Records excerpted from a collection:
»»
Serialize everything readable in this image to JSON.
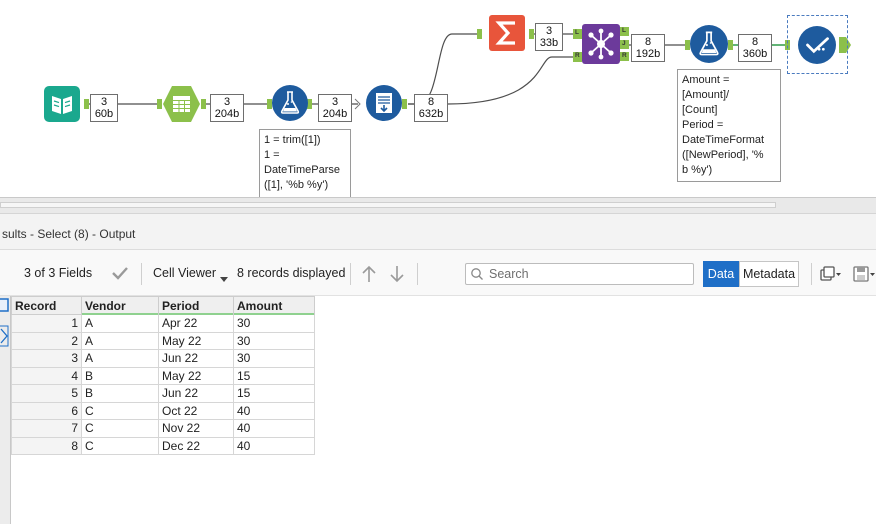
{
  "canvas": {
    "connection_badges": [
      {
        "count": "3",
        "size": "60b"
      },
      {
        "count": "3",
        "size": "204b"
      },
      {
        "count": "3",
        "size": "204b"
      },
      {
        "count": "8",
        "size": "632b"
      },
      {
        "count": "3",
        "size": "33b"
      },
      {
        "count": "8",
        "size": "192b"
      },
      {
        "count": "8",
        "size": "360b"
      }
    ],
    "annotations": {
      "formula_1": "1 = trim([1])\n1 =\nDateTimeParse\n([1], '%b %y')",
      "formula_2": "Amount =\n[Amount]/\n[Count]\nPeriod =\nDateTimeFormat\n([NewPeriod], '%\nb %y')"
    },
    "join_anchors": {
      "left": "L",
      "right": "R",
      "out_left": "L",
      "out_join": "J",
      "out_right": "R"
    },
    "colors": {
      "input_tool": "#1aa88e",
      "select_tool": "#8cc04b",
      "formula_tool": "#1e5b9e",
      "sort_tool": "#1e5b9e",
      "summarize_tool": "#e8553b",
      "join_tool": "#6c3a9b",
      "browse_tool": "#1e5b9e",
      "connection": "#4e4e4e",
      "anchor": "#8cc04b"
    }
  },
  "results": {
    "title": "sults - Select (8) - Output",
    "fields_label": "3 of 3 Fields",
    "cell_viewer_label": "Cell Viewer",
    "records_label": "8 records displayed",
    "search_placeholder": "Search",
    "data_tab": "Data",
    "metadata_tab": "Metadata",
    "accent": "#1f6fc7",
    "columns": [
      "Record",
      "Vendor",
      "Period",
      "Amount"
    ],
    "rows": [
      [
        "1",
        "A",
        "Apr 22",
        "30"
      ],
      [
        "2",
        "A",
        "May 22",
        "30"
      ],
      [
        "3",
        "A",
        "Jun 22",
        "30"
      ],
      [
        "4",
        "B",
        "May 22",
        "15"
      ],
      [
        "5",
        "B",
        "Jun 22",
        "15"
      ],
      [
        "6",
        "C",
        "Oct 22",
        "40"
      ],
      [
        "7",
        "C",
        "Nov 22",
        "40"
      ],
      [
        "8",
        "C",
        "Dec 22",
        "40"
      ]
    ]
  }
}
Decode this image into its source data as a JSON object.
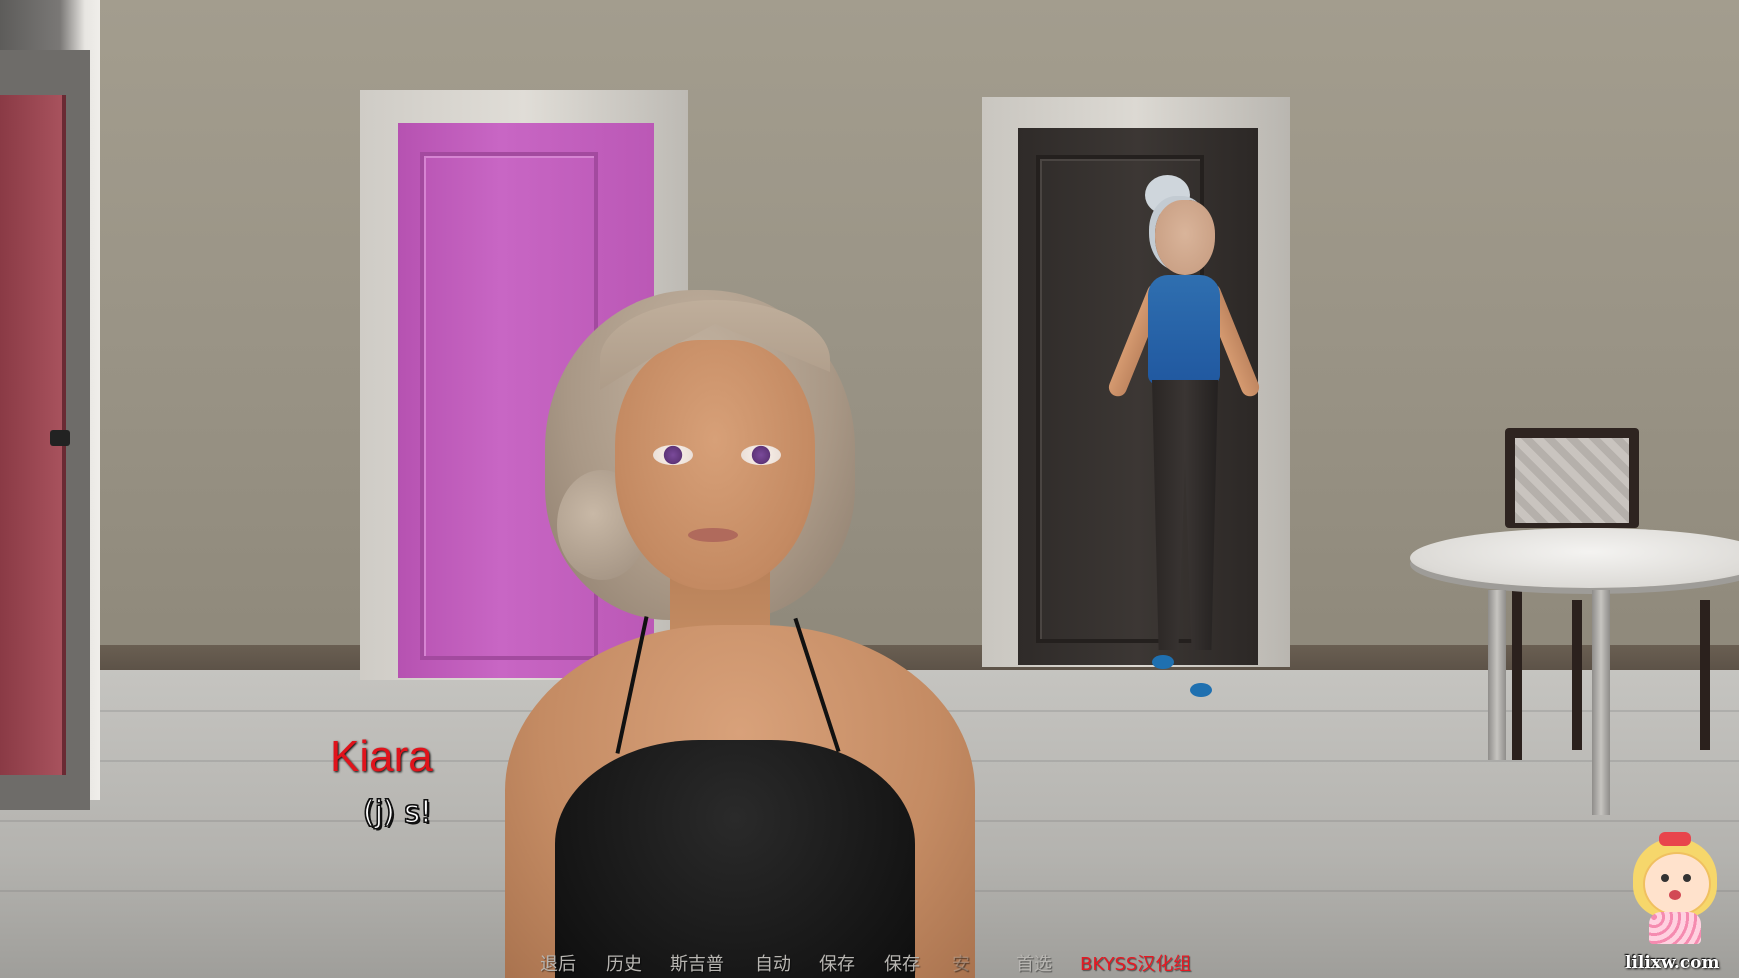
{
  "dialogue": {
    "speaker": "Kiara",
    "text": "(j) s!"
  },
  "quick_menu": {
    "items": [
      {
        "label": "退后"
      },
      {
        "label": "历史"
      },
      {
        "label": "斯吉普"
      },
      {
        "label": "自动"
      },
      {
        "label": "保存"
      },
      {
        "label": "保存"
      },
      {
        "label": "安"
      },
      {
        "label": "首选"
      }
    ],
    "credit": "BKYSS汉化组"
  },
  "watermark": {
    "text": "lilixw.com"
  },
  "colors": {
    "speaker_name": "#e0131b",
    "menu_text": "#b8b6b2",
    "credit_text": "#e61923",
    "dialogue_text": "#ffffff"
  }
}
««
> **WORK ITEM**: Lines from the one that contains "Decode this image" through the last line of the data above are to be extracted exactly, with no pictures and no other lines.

> **WRITTEN SOLUTION**:
Decode this image into its source data as a JSON object.
{
  "dialogue": {
    "speaker": "Kiara",
    "text": "(j) s!"
  },
  "quick_menu": {
    "items": [
      {
        "label": "退后"
      },
      {
        "label": "历史"
      },
      {
        "label": "斯吉普"
      },
      {
        "label": "自动"
      },
      {
        "label": "保存"
      },
      {
        "label": "保存"
      },
      {
        "label": "安"
      },
      {
        "label": "首选"
      }
    ],
    "credit": "BKYSS汉化组"
  },
  "watermark": {
    "text": "lilixw.com"
  },
  "colors": {
    "speaker_name": "#e0131b",
    "menu_text": "#b8b6b2",
    "credit_text": "#e61923",
    "dialogue_text": "#ffffff"
  }
}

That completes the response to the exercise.